Using the entries that follow, collect the lines where the word "Builder" appears.

[Items from an interface collection]
* * * * *

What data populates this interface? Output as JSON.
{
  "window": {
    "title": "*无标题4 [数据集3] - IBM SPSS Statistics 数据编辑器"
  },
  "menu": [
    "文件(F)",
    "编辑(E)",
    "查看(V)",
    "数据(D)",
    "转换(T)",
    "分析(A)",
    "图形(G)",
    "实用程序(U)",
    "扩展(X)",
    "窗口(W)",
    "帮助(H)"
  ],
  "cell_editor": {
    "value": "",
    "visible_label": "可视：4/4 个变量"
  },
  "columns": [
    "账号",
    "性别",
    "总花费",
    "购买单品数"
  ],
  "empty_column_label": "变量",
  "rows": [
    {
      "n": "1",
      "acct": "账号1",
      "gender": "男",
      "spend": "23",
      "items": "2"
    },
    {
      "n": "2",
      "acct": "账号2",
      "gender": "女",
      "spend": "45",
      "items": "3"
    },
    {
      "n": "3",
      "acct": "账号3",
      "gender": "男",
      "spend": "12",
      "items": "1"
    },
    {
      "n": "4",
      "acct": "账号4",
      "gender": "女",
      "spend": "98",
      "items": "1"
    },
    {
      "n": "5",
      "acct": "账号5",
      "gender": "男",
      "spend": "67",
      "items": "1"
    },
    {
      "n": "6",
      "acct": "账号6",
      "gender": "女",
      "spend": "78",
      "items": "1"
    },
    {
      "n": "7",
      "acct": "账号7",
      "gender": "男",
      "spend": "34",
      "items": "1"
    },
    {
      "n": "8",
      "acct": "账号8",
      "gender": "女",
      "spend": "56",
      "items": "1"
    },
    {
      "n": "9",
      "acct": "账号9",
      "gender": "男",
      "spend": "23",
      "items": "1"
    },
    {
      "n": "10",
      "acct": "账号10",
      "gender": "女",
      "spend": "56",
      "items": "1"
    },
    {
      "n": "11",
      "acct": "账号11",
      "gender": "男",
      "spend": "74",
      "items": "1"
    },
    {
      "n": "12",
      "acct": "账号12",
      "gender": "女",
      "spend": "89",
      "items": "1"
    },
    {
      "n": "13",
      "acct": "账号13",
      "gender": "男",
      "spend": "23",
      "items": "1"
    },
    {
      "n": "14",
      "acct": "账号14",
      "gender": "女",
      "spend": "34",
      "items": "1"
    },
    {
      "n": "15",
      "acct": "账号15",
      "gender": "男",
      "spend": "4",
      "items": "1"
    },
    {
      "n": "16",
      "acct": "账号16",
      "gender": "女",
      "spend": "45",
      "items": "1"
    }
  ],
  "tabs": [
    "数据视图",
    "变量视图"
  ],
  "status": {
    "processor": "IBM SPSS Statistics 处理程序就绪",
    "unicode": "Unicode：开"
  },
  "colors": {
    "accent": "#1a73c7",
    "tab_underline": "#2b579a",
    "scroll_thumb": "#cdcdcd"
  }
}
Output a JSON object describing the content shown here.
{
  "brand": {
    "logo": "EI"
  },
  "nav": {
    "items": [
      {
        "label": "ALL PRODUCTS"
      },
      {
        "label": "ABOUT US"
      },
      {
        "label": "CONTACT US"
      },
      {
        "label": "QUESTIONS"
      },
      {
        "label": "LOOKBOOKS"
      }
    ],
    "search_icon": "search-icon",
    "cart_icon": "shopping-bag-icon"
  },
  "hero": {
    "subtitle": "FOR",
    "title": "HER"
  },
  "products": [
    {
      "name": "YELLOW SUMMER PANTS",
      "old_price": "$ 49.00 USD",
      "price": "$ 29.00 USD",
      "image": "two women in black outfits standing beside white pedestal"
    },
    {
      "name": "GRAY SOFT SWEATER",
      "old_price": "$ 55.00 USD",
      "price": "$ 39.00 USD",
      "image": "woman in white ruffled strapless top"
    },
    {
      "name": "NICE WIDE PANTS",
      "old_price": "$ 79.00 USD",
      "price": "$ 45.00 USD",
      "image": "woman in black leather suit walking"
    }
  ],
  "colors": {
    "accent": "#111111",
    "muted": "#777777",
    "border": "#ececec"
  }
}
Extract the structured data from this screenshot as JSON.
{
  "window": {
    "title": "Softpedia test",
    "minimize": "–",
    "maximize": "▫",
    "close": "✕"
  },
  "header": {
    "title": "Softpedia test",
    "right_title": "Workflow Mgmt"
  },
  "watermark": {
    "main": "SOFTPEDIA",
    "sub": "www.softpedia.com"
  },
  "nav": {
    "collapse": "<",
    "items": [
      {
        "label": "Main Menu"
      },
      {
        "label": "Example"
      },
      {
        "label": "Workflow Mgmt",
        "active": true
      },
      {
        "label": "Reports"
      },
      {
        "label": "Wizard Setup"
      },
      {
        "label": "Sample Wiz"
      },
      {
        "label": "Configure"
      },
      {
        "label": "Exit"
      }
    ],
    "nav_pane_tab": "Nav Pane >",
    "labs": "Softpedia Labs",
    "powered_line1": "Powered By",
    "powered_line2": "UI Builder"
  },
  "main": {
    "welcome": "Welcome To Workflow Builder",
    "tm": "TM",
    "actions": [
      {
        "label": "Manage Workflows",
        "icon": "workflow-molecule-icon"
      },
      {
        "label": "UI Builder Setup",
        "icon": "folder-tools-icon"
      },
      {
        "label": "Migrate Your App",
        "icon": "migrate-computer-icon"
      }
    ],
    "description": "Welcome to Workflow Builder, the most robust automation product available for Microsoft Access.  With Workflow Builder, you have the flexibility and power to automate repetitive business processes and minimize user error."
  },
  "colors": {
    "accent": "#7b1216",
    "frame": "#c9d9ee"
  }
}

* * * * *

**Output**
    "powered_line2": "UI Builder"
    "welcome": "Welcome To Workflow Builder",
        "label": "UI Builder Setup",
    "description": "Welcome to Workflow Builder, the most robust automation product available for Microsoft Access.  With Workflow Builder, you have the flexibility and power to automate repetitive business processes and minimize user error."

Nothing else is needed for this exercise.